Entries from a dataset of interfaces:
........

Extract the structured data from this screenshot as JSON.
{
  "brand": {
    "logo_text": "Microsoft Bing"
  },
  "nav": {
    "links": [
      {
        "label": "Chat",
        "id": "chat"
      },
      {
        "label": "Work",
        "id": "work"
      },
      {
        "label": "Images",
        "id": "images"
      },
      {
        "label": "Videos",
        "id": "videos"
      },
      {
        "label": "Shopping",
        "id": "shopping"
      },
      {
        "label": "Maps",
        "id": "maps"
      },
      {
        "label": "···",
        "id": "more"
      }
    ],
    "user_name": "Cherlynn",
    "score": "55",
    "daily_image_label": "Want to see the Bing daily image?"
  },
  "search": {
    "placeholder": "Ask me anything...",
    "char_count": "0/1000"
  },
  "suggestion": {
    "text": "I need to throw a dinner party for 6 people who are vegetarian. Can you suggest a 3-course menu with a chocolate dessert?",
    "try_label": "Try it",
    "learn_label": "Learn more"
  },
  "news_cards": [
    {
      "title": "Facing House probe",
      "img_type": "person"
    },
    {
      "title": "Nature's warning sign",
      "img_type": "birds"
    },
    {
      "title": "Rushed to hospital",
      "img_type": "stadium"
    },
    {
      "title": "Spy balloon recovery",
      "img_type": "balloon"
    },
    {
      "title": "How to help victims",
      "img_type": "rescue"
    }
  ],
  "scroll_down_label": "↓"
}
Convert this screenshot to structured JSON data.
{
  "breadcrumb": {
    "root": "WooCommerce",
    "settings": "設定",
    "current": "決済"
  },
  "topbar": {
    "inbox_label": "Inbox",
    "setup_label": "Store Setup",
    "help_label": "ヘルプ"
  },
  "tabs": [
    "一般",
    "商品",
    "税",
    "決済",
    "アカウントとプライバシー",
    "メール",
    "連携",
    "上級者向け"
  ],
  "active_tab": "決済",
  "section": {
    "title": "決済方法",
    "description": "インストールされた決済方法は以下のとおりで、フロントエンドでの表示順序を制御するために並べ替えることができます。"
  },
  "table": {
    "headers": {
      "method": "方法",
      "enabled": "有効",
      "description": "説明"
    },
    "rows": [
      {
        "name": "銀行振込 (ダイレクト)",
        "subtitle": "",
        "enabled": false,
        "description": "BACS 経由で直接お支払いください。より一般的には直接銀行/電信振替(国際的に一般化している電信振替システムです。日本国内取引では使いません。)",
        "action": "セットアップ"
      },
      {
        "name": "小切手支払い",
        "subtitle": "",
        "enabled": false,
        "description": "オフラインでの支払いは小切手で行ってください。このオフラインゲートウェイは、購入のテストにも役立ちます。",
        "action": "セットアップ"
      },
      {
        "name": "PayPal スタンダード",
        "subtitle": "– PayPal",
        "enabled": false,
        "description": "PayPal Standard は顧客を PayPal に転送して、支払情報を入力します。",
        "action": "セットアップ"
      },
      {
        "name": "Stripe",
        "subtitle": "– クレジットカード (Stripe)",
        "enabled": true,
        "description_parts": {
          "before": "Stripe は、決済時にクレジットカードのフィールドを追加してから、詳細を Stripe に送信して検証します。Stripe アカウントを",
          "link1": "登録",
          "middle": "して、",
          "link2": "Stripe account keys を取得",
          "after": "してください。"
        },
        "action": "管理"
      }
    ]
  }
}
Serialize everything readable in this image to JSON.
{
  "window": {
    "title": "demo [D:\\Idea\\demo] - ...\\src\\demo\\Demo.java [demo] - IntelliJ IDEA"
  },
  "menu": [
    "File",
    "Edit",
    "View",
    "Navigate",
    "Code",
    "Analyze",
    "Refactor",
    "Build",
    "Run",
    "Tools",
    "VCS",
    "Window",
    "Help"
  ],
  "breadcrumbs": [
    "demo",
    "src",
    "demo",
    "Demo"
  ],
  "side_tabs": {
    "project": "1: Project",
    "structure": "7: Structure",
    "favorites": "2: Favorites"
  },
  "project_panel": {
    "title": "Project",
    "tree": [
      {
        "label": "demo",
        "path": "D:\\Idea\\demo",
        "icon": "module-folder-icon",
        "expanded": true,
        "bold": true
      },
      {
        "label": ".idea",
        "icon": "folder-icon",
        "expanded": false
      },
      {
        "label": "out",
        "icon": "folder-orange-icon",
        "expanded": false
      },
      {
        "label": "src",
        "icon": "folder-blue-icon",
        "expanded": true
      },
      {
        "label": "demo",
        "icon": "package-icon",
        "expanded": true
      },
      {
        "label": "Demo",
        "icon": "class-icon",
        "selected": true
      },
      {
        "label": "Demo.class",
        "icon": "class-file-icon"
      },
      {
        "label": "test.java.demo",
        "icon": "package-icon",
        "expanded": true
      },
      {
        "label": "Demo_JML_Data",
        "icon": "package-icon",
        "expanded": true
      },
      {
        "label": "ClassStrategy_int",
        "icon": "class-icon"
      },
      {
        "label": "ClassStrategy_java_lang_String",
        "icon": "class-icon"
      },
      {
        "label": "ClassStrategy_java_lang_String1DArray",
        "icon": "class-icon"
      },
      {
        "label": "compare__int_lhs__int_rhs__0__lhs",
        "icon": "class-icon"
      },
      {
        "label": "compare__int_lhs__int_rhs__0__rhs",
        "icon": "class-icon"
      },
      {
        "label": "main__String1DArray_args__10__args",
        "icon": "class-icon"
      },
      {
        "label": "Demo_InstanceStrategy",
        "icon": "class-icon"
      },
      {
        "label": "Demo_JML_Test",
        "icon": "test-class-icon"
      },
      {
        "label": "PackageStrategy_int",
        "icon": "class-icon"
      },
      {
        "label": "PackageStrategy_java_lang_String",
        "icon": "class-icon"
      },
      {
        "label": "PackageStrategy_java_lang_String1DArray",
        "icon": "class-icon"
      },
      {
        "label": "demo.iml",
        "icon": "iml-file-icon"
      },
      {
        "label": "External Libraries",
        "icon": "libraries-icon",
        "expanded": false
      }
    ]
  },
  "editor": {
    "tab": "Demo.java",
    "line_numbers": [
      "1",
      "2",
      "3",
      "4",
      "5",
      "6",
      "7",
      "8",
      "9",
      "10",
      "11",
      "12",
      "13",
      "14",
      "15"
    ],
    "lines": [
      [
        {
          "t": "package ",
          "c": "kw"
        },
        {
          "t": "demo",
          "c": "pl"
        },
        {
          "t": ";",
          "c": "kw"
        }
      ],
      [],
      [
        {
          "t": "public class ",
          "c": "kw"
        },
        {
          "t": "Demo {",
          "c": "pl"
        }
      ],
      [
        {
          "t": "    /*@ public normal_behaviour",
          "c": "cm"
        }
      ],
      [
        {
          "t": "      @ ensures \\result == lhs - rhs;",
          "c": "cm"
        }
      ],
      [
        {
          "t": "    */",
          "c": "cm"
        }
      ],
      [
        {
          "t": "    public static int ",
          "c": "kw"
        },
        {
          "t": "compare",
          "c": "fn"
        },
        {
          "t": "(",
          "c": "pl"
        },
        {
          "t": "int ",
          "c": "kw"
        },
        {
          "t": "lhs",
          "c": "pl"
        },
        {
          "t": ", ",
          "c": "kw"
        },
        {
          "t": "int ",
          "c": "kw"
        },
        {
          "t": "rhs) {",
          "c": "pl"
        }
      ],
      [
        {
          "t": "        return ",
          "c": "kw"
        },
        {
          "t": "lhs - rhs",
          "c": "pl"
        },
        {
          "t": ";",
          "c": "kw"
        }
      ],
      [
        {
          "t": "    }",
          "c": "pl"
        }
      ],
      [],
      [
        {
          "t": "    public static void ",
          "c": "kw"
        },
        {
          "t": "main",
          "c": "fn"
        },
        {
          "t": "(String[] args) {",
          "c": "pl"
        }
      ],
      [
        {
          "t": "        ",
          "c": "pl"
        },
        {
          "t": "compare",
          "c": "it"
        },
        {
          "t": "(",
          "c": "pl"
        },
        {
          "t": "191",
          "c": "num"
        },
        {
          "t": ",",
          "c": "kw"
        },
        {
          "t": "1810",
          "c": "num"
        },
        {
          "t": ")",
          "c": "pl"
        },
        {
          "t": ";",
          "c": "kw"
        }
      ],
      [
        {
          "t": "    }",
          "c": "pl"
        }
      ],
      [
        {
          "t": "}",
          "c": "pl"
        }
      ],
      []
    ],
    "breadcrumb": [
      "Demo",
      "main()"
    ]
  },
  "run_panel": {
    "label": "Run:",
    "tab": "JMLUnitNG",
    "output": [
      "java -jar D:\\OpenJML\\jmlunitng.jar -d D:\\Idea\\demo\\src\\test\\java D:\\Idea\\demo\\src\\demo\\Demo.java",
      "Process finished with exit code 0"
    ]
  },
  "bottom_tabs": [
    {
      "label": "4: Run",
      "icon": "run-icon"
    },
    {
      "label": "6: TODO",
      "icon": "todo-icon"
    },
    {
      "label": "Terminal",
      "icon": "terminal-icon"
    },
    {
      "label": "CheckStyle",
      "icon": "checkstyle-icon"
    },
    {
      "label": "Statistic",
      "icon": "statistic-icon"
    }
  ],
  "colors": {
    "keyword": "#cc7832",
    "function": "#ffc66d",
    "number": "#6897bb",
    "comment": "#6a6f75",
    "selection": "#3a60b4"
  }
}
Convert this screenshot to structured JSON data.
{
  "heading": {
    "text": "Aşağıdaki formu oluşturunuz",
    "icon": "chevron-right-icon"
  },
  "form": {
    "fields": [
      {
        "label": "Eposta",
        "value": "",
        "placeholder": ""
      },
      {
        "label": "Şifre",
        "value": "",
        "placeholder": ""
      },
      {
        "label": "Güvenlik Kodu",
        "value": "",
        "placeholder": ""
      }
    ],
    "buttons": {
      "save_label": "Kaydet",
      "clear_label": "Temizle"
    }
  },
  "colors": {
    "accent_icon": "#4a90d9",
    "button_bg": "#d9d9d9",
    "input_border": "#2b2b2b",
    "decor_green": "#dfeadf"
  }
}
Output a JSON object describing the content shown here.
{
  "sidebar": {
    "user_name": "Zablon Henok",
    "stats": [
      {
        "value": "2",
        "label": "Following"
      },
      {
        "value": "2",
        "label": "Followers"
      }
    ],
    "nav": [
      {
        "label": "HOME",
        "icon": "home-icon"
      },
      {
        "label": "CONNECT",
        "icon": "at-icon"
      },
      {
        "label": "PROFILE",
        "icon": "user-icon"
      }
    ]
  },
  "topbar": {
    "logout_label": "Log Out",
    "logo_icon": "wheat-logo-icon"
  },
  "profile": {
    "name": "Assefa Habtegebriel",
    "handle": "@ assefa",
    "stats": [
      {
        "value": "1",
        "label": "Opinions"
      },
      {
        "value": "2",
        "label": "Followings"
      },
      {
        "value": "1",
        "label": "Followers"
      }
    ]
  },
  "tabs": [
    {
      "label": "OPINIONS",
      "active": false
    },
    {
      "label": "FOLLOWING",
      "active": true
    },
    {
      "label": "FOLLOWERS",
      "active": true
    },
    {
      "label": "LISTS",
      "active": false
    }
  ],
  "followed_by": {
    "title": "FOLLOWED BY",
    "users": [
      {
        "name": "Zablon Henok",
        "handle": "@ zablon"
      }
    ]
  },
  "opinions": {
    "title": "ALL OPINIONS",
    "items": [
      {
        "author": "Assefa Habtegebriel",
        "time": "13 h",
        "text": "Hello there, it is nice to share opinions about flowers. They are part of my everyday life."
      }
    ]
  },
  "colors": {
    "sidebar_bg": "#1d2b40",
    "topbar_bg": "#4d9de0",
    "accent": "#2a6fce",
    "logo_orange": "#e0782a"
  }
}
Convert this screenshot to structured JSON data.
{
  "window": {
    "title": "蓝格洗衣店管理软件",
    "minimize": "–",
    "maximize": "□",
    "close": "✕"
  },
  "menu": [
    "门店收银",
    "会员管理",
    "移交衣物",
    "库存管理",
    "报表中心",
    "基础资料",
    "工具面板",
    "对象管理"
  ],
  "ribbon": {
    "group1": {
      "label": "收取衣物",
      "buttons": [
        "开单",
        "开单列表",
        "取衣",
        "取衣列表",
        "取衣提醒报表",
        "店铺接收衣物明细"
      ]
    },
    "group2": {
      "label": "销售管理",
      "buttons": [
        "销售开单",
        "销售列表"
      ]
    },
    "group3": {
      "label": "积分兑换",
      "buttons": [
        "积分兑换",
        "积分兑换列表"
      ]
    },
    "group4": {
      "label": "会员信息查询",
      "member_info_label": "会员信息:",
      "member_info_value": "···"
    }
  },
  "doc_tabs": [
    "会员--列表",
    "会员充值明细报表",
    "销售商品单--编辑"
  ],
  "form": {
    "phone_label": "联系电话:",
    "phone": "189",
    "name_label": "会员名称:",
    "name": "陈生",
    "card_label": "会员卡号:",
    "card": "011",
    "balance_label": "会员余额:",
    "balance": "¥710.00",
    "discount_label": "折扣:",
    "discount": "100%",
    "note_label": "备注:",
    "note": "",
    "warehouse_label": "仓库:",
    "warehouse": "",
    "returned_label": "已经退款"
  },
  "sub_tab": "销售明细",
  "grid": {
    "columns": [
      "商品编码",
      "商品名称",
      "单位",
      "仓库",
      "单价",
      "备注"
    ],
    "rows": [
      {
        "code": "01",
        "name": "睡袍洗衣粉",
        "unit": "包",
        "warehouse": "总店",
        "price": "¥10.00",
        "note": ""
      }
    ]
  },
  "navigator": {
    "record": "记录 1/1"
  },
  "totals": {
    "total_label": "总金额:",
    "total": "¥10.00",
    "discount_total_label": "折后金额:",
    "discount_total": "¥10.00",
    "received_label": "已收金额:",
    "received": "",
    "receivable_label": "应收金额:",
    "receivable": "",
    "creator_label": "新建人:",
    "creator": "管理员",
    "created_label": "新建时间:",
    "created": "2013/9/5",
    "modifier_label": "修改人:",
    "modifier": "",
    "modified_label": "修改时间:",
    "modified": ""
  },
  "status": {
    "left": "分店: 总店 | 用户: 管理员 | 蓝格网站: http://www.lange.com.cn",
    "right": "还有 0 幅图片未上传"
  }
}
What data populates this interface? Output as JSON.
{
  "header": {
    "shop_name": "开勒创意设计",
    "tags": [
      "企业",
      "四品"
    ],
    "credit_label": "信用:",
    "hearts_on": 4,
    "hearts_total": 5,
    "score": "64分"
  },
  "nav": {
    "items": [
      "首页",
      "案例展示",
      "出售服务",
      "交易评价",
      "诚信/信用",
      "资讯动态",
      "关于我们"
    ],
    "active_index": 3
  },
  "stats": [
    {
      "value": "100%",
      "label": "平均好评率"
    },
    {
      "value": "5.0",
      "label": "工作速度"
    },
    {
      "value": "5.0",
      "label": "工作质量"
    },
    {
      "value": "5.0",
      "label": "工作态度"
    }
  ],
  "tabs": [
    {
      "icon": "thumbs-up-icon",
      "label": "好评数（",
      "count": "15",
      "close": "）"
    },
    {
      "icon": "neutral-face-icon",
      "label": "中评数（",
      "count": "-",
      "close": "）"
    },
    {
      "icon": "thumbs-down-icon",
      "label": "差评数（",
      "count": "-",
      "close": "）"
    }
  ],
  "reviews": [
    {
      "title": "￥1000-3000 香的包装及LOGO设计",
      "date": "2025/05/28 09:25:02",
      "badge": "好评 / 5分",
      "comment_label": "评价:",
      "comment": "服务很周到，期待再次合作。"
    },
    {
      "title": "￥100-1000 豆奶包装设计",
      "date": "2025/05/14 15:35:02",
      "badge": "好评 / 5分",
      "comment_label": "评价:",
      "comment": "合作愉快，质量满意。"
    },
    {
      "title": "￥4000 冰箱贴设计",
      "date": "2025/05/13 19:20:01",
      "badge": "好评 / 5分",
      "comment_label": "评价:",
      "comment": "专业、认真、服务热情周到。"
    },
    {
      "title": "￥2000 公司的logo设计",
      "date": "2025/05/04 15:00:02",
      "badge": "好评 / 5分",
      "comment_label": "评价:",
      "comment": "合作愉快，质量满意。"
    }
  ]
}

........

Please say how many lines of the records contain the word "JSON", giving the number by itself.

7